I don't know if the limitation is in Tableau or not. I do know for sure that the JET Database Engine is limited. The largest signed, integer is 32-bit.
I tried loading 64-bit signed integers with the currency and money JET types in a schema.ini file. (These are 64-bit. These didn't load and I'll follow up in a separate thread.)
We're going to need an answer from Tableau to confirm the largest, signed integers that Tableau is designed to handle without losing precision. And, what methods and sources should be used. I haven't seen this elsewhere and it would be helpful for the community to have this information.
Attached is another workbook showing that precision is lost in 64-bit integers. I used the power() function to create different integers from 8-bit to 64-bit. These were created as calculated fields and do don't have anything to do with JET.

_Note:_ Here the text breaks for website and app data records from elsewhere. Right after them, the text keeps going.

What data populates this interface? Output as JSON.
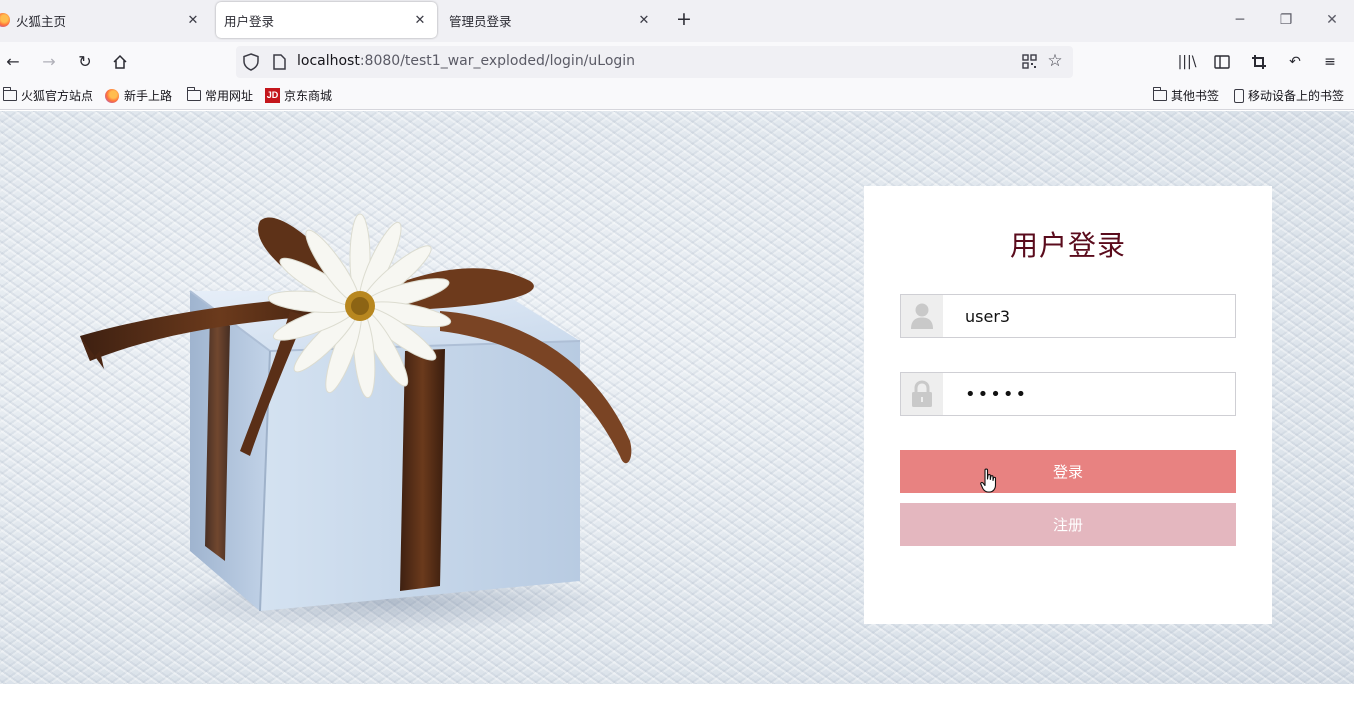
{
  "browser": {
    "tabs": [
      {
        "label": "火狐主页",
        "active": false
      },
      {
        "label": "用户登录",
        "active": true
      },
      {
        "label": "管理员登录",
        "active": false
      }
    ],
    "url": {
      "host": "localhost",
      "rest": ":8080/test1_war_exploded/login/uLogin"
    },
    "bookmarks": [
      {
        "label": "火狐官方站点",
        "icon": "folder-icon"
      },
      {
        "label": "新手上路",
        "icon": "firefox-icon"
      },
      {
        "label": "常用网址",
        "icon": "folder-icon"
      },
      {
        "label": "京东商城",
        "icon": "jd-icon"
      }
    ],
    "other_bookmarks": "其他书签",
    "mobile_bookmarks": "移动设备上的书签",
    "jd_badge": "JD"
  },
  "login": {
    "title": "用户登录",
    "username_value": "user3",
    "password_value": "•••••",
    "login_label": "登录",
    "register_label": "注册",
    "colors": {
      "title": "#5a0b1c",
      "login_button": "#e88281",
      "register_button": "#e4b7bf"
    }
  }
}
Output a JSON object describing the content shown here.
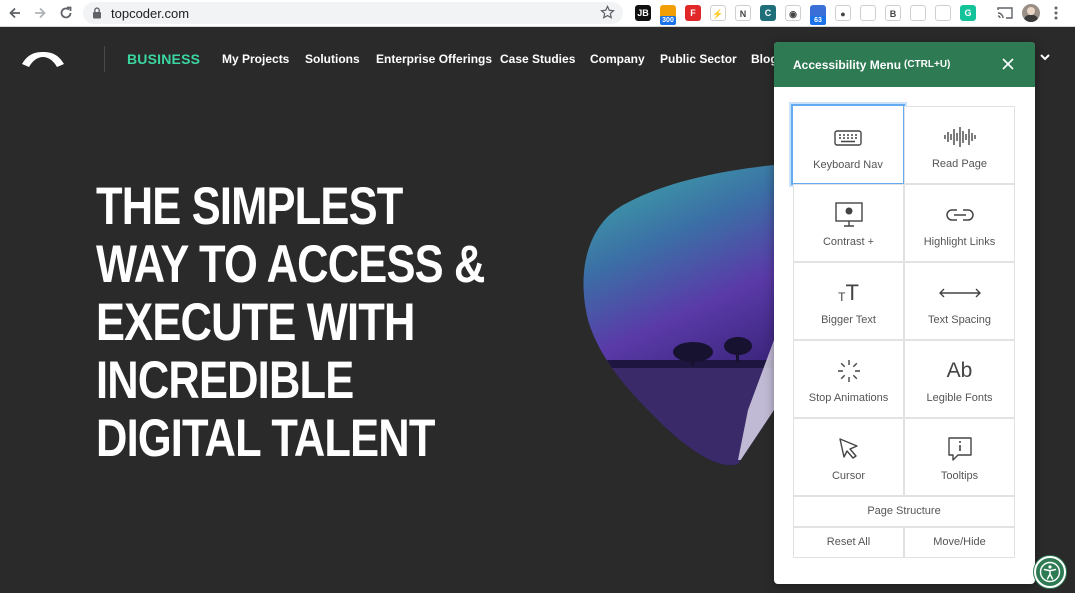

I just posted about this problem in R a few days ago. John Myles White brought it.
Tableau does not support 64-bit signed integers without a loss in precision.
Be careful. Know the limitations of the tool you're using.